● What the task requires
Within the lines below, find those that hold the string "JSON" and copy each one.

● Given entries

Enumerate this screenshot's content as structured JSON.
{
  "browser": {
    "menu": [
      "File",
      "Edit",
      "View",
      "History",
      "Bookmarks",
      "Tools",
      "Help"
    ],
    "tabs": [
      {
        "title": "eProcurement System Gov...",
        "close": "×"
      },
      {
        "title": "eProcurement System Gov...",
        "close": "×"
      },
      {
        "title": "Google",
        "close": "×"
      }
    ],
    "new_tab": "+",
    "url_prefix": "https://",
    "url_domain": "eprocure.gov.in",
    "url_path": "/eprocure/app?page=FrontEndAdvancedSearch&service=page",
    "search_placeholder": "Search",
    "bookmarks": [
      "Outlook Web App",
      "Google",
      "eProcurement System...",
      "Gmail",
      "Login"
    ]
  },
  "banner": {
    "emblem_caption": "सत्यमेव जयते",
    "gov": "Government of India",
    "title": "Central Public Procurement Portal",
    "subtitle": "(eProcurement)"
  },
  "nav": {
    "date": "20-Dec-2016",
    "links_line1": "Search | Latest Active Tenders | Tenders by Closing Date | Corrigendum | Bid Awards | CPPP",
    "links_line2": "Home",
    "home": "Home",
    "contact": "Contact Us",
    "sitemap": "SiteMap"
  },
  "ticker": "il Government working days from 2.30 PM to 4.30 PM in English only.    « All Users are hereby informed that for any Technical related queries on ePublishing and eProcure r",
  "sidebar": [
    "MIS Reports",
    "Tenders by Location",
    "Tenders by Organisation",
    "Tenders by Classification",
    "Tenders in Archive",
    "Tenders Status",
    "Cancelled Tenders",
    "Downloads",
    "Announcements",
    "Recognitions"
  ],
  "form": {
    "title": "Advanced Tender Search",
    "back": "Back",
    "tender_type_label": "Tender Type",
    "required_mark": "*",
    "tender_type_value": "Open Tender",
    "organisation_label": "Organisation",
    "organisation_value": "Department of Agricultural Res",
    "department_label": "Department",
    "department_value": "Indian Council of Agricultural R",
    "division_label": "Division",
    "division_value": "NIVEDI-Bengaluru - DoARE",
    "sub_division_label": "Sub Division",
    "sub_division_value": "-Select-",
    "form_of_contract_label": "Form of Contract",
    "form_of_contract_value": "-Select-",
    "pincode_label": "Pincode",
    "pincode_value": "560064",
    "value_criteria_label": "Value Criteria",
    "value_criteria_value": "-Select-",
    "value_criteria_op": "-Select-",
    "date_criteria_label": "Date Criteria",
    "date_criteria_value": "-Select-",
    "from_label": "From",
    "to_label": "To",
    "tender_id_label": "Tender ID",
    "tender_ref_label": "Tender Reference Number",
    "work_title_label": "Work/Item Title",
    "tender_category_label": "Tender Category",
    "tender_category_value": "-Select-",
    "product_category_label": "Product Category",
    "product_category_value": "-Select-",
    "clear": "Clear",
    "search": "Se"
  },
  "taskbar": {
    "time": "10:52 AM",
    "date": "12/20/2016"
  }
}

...

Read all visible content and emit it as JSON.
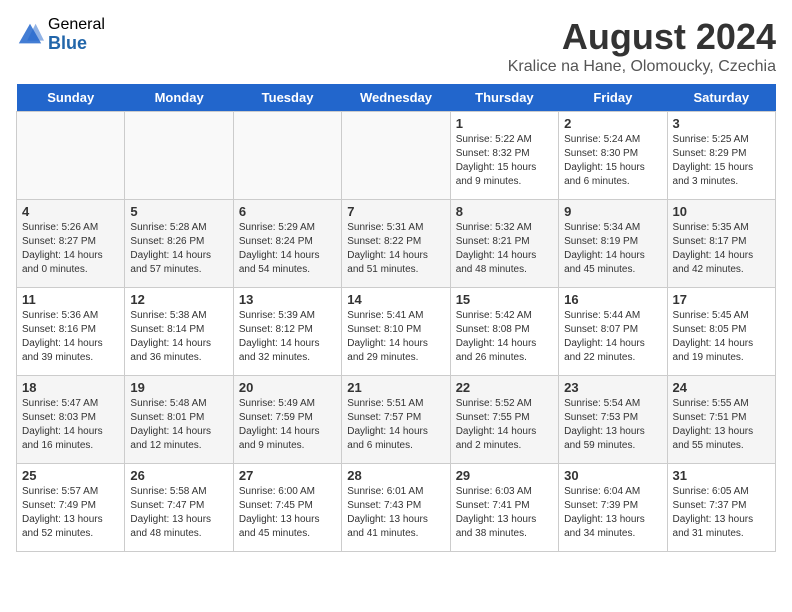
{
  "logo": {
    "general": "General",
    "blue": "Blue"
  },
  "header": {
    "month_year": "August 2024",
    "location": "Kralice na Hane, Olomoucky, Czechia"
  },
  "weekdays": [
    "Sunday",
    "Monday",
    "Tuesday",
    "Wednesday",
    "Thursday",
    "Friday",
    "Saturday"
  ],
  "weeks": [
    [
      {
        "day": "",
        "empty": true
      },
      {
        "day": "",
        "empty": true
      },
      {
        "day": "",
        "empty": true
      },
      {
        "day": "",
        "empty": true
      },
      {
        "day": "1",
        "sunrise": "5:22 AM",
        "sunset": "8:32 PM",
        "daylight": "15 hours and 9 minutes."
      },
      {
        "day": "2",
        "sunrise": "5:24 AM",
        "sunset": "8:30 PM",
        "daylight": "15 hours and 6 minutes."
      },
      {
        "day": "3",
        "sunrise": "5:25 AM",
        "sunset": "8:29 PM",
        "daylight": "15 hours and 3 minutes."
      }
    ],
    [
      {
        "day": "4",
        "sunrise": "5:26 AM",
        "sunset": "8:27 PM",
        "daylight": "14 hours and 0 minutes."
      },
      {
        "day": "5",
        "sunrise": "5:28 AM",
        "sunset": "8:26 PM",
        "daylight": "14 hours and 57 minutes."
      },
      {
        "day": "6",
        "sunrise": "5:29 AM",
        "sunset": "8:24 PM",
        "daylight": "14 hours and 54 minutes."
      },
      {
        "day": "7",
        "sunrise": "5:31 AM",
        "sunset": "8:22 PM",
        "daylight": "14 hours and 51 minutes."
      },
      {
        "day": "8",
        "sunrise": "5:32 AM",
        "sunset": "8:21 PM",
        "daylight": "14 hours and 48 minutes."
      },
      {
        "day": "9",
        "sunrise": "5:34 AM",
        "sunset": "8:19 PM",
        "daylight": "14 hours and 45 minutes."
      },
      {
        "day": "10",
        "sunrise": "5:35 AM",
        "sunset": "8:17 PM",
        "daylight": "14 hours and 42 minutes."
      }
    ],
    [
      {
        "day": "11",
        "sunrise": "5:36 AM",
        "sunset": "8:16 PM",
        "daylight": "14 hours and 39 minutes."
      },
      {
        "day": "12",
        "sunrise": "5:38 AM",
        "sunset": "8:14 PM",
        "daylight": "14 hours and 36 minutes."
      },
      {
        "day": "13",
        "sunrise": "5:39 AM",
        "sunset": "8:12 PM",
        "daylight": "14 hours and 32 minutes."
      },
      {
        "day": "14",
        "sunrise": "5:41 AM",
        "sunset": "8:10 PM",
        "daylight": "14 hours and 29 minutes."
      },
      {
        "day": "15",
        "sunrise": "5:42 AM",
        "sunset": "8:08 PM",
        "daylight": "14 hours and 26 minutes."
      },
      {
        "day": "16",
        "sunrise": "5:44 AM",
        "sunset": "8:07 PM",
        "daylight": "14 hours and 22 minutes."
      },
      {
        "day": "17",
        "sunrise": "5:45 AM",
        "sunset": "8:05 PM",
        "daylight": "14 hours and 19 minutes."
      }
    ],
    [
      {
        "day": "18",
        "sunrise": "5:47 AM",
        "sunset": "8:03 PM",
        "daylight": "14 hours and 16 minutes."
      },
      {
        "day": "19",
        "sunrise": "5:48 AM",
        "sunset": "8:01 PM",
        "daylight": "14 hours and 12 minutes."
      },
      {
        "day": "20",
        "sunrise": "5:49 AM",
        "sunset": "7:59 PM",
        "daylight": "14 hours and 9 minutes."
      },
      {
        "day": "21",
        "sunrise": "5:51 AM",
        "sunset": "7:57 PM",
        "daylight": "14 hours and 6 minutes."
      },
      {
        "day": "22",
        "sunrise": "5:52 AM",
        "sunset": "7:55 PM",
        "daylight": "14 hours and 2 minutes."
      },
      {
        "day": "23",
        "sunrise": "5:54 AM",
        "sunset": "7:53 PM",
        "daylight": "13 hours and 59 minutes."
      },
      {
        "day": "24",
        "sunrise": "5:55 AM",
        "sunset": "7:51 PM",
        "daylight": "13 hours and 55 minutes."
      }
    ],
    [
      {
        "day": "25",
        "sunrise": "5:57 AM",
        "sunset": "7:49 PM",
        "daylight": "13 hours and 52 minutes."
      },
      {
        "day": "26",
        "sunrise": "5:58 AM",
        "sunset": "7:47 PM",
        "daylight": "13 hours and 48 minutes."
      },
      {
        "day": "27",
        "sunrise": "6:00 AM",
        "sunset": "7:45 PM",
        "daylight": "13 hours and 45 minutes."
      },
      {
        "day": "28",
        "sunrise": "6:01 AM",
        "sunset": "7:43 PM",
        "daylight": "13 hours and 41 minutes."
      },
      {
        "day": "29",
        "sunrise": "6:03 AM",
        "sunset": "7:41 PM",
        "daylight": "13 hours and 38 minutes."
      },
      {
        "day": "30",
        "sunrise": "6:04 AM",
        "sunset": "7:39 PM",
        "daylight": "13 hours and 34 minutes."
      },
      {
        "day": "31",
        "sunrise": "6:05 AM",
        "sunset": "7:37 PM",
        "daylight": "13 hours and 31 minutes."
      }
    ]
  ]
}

● Result below
Enumerate this screenshot's content as structured JSON.
Read all visible content and emit it as JSON.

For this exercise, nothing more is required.